Gray on January 05, 2013:
Hi this has happened to my mum last night , the docs have no idea yet what the problem is. One sec she was reading a boom, then bang memory loss! Report from the hospital this morning is no change. Nothing is showing up on the brain scan , father said she did have a bad head in the morning . I pray her memory comes back ! The scan pic looks ok but they will take another one today ! Fingures crossed from very worried G
Kim Kennedy (author) from uk on November 17, 2012:
Kosmo, thank you for commenting. Sorry to hear about your mother, that's difficult to deal with. My dad had dementia. Mark's memory loss was so sudden, it was really odd. Thank goodness he's been fine since.
Kelley Marks from Sacramento, California on November 16, 2012:
This is a fascinating story! It's amazing how medical science can be baffled by such a condition as temporary amnesia.
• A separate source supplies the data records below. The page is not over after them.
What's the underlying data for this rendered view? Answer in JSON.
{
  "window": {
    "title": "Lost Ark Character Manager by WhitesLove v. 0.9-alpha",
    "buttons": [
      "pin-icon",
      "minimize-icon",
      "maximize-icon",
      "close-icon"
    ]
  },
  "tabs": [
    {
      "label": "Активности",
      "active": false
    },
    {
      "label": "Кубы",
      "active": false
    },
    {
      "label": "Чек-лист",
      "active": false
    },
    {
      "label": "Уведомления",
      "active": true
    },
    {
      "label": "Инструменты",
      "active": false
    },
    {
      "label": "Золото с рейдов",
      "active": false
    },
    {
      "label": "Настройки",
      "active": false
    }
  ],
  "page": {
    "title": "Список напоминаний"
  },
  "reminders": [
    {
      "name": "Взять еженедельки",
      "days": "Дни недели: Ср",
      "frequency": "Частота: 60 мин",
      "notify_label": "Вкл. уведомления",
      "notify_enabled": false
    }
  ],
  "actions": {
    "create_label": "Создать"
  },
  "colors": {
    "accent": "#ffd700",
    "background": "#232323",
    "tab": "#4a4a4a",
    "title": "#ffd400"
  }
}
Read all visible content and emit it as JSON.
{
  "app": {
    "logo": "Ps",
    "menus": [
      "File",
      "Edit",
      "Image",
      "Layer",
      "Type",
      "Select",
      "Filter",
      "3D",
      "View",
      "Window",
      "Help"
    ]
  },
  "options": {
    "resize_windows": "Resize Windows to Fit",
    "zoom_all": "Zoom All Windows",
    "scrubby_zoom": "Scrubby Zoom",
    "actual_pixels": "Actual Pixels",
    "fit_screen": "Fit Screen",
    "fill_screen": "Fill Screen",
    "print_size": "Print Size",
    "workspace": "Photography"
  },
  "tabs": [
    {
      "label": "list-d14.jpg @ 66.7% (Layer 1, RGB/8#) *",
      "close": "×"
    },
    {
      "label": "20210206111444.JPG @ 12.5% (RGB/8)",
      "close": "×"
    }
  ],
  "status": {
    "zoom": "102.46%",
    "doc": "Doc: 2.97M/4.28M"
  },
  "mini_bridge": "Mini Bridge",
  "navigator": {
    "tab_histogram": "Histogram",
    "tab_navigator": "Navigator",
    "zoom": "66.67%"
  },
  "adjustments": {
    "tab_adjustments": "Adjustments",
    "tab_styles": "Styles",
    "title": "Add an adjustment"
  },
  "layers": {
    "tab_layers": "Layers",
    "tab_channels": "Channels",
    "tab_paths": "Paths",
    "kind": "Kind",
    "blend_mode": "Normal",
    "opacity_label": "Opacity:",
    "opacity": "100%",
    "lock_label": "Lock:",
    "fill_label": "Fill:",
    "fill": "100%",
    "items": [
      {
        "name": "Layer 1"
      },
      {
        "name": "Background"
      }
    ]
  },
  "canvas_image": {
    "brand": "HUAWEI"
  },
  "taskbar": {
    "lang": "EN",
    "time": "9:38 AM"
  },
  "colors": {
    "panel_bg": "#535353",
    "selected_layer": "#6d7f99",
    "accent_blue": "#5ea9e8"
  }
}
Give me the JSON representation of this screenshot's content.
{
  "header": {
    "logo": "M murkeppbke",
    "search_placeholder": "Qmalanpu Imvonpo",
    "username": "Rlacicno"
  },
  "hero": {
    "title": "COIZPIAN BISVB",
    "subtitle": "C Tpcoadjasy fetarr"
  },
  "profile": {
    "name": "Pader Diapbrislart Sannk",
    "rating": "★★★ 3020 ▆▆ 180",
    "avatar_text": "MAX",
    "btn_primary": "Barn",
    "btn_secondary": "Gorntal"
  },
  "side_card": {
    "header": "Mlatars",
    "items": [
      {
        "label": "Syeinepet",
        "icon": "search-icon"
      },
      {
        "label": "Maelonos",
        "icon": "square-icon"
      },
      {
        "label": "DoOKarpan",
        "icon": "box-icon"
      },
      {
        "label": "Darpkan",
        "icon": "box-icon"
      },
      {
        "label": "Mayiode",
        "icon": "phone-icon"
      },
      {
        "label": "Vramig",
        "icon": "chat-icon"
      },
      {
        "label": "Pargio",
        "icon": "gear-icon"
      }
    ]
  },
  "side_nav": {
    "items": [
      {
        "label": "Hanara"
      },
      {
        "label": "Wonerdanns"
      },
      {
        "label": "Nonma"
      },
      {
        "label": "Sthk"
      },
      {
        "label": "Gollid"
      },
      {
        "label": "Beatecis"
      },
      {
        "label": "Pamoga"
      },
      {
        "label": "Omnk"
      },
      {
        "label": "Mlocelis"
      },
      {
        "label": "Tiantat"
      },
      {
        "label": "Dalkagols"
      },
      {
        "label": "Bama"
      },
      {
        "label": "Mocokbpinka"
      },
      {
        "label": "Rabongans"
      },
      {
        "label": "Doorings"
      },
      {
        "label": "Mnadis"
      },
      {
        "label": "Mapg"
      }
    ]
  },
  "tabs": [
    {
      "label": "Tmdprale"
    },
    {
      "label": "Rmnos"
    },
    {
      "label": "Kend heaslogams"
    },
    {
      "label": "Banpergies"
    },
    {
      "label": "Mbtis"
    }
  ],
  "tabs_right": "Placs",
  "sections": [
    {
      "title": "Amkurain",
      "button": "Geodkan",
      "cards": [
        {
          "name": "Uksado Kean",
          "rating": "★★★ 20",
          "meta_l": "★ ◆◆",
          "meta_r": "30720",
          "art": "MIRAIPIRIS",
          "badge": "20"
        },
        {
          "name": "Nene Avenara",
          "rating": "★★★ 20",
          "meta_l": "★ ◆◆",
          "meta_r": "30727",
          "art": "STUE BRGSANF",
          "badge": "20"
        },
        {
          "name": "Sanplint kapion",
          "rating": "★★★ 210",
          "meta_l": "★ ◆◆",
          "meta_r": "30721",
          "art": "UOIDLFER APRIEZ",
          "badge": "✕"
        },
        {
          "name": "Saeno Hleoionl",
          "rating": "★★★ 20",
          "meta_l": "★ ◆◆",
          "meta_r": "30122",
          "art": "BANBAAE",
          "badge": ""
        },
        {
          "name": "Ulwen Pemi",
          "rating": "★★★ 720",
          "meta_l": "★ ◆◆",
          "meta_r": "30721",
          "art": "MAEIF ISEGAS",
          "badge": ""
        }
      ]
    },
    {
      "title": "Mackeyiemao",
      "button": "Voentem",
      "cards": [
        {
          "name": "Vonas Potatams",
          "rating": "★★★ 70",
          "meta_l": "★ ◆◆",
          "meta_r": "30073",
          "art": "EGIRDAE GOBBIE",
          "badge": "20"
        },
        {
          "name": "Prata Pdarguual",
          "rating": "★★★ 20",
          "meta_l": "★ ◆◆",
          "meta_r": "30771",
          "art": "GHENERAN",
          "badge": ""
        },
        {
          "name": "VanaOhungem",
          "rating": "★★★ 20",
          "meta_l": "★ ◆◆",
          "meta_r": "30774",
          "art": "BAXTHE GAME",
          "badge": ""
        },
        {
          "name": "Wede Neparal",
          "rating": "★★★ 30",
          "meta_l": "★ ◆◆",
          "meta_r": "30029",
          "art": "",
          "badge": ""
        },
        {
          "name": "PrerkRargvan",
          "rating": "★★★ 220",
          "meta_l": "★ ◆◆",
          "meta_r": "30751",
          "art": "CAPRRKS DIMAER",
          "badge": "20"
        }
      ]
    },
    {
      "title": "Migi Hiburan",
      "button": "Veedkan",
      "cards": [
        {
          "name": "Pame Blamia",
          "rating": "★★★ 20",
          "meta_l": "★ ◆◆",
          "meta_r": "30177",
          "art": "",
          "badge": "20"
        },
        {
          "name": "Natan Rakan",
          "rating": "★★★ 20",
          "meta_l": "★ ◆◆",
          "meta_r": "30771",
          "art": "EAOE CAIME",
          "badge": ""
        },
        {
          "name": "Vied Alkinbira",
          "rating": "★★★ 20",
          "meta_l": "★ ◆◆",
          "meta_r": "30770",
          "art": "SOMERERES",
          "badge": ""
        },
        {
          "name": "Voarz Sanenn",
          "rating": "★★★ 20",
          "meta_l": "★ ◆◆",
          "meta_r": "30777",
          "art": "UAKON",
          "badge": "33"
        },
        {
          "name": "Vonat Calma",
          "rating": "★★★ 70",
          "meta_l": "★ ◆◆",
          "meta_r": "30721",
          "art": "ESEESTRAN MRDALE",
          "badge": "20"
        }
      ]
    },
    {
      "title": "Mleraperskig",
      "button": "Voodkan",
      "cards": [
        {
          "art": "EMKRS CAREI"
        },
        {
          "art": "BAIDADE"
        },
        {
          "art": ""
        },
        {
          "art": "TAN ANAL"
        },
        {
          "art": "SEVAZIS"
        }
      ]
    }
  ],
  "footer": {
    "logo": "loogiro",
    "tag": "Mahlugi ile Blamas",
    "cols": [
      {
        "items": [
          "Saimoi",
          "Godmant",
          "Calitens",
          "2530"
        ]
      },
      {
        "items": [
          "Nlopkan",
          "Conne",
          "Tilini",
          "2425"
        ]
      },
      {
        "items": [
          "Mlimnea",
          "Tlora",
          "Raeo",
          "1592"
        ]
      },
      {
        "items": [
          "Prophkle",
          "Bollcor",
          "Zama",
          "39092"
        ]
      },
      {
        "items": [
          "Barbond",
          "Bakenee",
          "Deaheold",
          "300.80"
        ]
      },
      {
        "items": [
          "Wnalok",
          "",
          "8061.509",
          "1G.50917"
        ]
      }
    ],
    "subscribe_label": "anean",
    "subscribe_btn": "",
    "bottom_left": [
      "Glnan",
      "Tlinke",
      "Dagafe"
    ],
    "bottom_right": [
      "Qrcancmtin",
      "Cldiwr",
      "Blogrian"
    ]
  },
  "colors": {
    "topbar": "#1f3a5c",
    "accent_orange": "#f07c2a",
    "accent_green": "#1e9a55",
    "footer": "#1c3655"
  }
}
Regarding such, my mother had Alzheimer's disease but, unfortunately, it wasn't temporary. Later!
Kim Kennedy (author) from uk on October 26, 2012:
Thanks for the comment, Scribenet. If only we'd been home when it happened, our nearest hospital has a large neurology department. Still, we're very grateful Mark's had no long term effects.
Maggie Griess from Ontario, Canada on October 25, 2012:
What a harrowing experience and thankfully all turned out well. Good that it was not a stroke.
Still very scary. Thanks for sharing, I am sure there are others out there needing this info.
Kim Kennedy (author) from uk on September 18, 2012:
It was a chilling moment, ithabise. If only someone had picked up on the diagnosis sooner, things would have been different. It's a relatively rare condition, so everyone involved will have learned something. And yes, I'm very thankful life returned to normal. Thank you for reading and commenting.
Michael S from Danville, VA on September 18, 2012:
Riveting, innerspin! I could feel your fear when you said, "I began to wonder if this was how our life would be from now." How thankful you must be that all turned out well and that it was nothing worse than what it was. Thanks for sharing this experience.
Kim Kennedy (author) from uk on July 29, 2012:
Thanks for your comment, J. Frank Dunkin. We certainly hope that it will be a one-off. We can look back and laugh at some of the situation now, but it was pretty intense at the time.
Joseph Franklin Dunkin Jr from Foley, Alabama on July 29, 2012:
Fascinating. Can only imagine how concerned you were. Praying you never have to go through that again. My ex-wife had migraines a lot. Finally started taking niacin which worked, but would turn her beet red for about an hour.
Kim Kennedy (author) from uk on July 14, 2012:
Hi Redberry Sky, thanks for commenting. Yes, it was pretty freaky, a case of " keep calm and carry on." Not the most relaxing holiday!
Redberry Sky on July 13, 2012:
What a scary experience for you, and written in a fascinating way. I once worked with a woman who suffered terribly from migraines after she had a car accident, and very occasionally she would have little episodes where her memory seemed to be on the fritz - nowhere near as bad as your husband suffered, but quite disturbing nonetheless. Migraines are so strange and scary, I do hope your husband continues to be free of them.